App and web page records:
━━━━━━━━━━━━━━━━

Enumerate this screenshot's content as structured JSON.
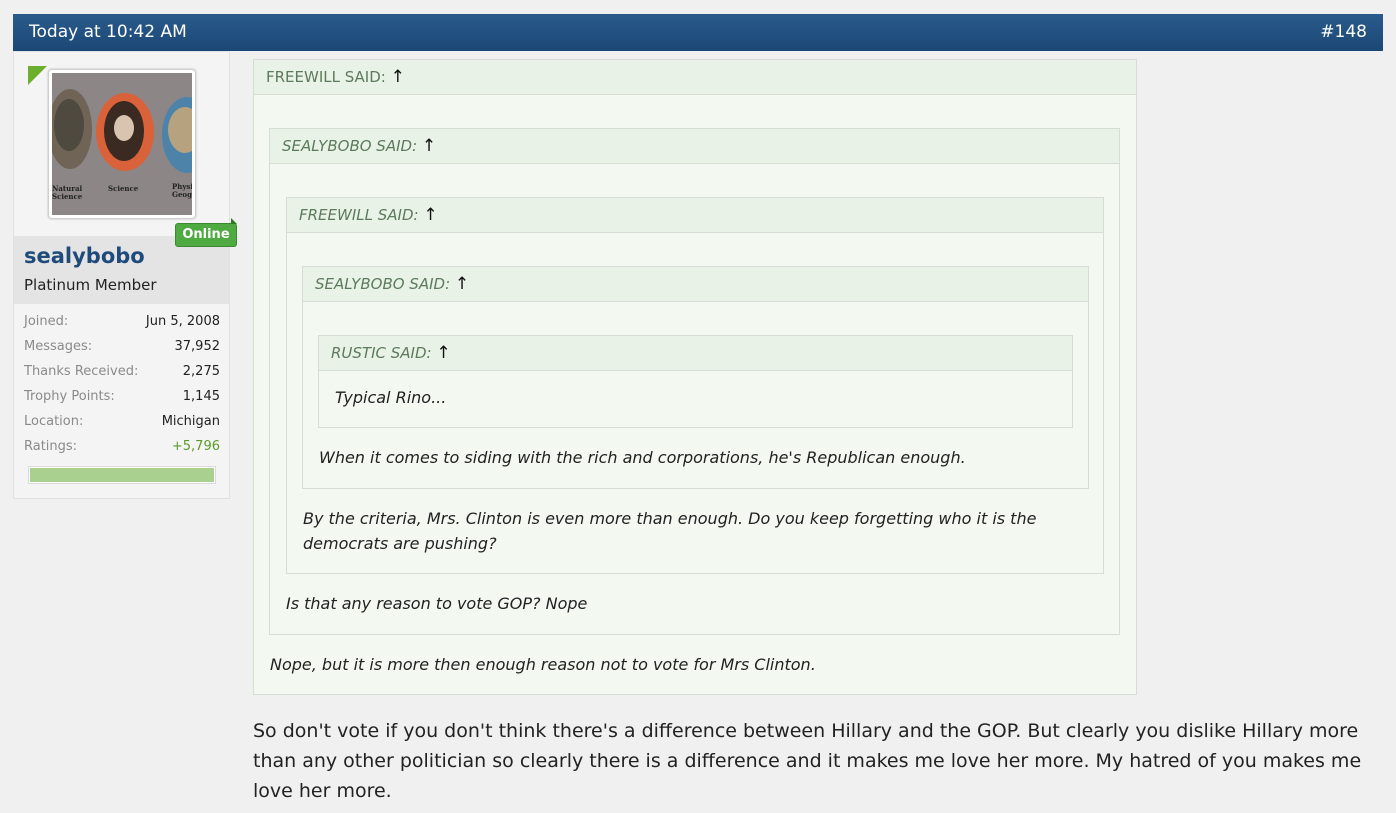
{
  "header": {
    "date": "Today at 10:42 AM",
    "post_number": "#148"
  },
  "user": {
    "name": "sealybobo",
    "title": "Platinum Member",
    "online_badge": "Online",
    "avatar_captions": [
      "Natural Science",
      "Science",
      "Physi Geogr"
    ],
    "stats": [
      {
        "label": "Joined:",
        "value": "Jun 5, 2008"
      },
      {
        "label": "Messages:",
        "value": "37,952"
      },
      {
        "label": "Thanks Received:",
        "value": "2,275"
      },
      {
        "label": "Trophy Points:",
        "value": "1,145"
      },
      {
        "label": "Location:",
        "value": "Michigan"
      },
      {
        "label": "Ratings:",
        "value": "+5,796"
      }
    ],
    "rating_fill_percent": 100,
    "colors": {
      "rating_positive": "#5a9a2a",
      "online": "#4faa41",
      "username": "#1f4b7b"
    }
  },
  "quotes": {
    "q1": {
      "header": "FREEWILL SAID:",
      "arrow": "↑",
      "text": "Nope, but it is more then enough reason not to vote for Mrs Clinton."
    },
    "q2": {
      "header": "SEALYBOBO SAID:",
      "arrow": "↑",
      "text": "Is that any reason to vote GOP? Nope"
    },
    "q3": {
      "header": "FREEWILL SAID:",
      "arrow": "↑",
      "text_line1": "By the criteria, Mrs. Clinton is even more than enough. Do you keep forgetting who it is the",
      "text_line2": "democrats are pushing?"
    },
    "q4": {
      "header": "SEALYBOBO SAID:",
      "arrow": "↑",
      "text": "When it comes to siding with the rich and corporations, he's Republican enough."
    },
    "q5": {
      "header": "RUSTIC SAID:",
      "arrow": "↑",
      "text": "Typical Rino..."
    }
  },
  "message": {
    "line1": "So don't vote if you don't think there's a difference between Hillary and the GOP. But clearly you dislike Hillary more",
    "line2": "than any other politician so clearly there is a difference and it makes me love her more. My hatred of you makes me",
    "line3": "love her more."
  }
}
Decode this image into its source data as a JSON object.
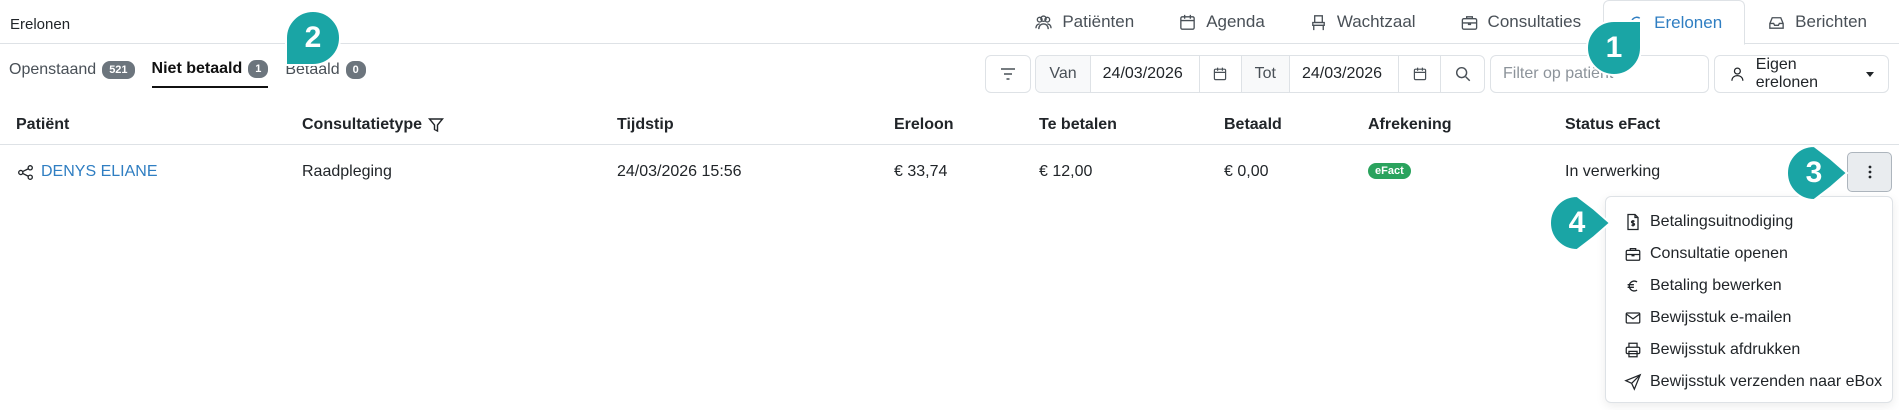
{
  "page_title": "Erelonen",
  "nav": [
    {
      "label": "Patiënten",
      "icon": "users-icon"
    },
    {
      "label": "Agenda",
      "icon": "calendar-icon"
    },
    {
      "label": "Wachtzaal",
      "icon": "chair-icon"
    },
    {
      "label": "Consultaties",
      "icon": "briefcase-icon"
    },
    {
      "label": "Erelonen",
      "icon": "euro-icon",
      "active": true
    },
    {
      "label": "Berichten",
      "icon": "inbox-icon"
    }
  ],
  "subtabs": [
    {
      "label": "Openstaand",
      "count": "521"
    },
    {
      "label": "Niet betaald",
      "count": "1",
      "active": true
    },
    {
      "label": "Betaald",
      "count": "0"
    }
  ],
  "filters": {
    "from_label": "Van",
    "from_date": "24/03/2026",
    "to_label": "Tot",
    "to_date": "24/03/2026",
    "patient_placeholder": "Filter op patiënt",
    "own_fees_label": "Eigen erelonen"
  },
  "table": {
    "columns": [
      "Patiënt",
      "Consultatietype",
      "Tijdstip",
      "Ereloon",
      "Te betalen",
      "Betaald",
      "Afrekening",
      "Status eFact"
    ],
    "rows": [
      {
        "patient": "DENYS ELIANE",
        "consultation_type": "Raadpleging",
        "time": "24/03/2026 15:56",
        "fee": "€ 33,74",
        "to_pay": "€ 12,00",
        "paid": "€ 0,00",
        "settlement": "eFact",
        "status": "In verwerking"
      }
    ]
  },
  "row_menu": [
    {
      "label": "Betalingsuitnodiging",
      "icon": "invoice-dollar-icon"
    },
    {
      "label": "Consultatie openen",
      "icon": "briefcase-icon"
    },
    {
      "label": "Betaling bewerken",
      "icon": "euro-icon"
    },
    {
      "label": "Bewijsstuk e-mailen",
      "icon": "envelope-icon"
    },
    {
      "label": "Bewijsstuk afdrukken",
      "icon": "printer-icon"
    },
    {
      "label": "Bewijsstuk verzenden naar eBox",
      "icon": "send-icon"
    }
  ],
  "callouts": [
    "1",
    "2",
    "3",
    "4"
  ],
  "colors": {
    "accent": "#2f7ec2",
    "callout": "#1aa5a5",
    "badge": "#6c757d",
    "efact": "#2aa35d"
  }
}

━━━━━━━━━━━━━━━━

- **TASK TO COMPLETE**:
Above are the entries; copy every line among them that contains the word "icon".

- **SOLUTION**:
      "icon": "users-icon"
      "icon": "calendar-icon"
      "icon": "chair-icon"
      "icon": "briefcase-icon"
      "icon": "euro-icon",
      "icon": "inbox-icon"
      "icon": "invoice-dollar-icon"
      "icon": "briefcase-icon"
      "icon": "euro-icon"
      "icon": "envelope-icon"
      "icon": "printer-icon"
      "icon": "send-icon"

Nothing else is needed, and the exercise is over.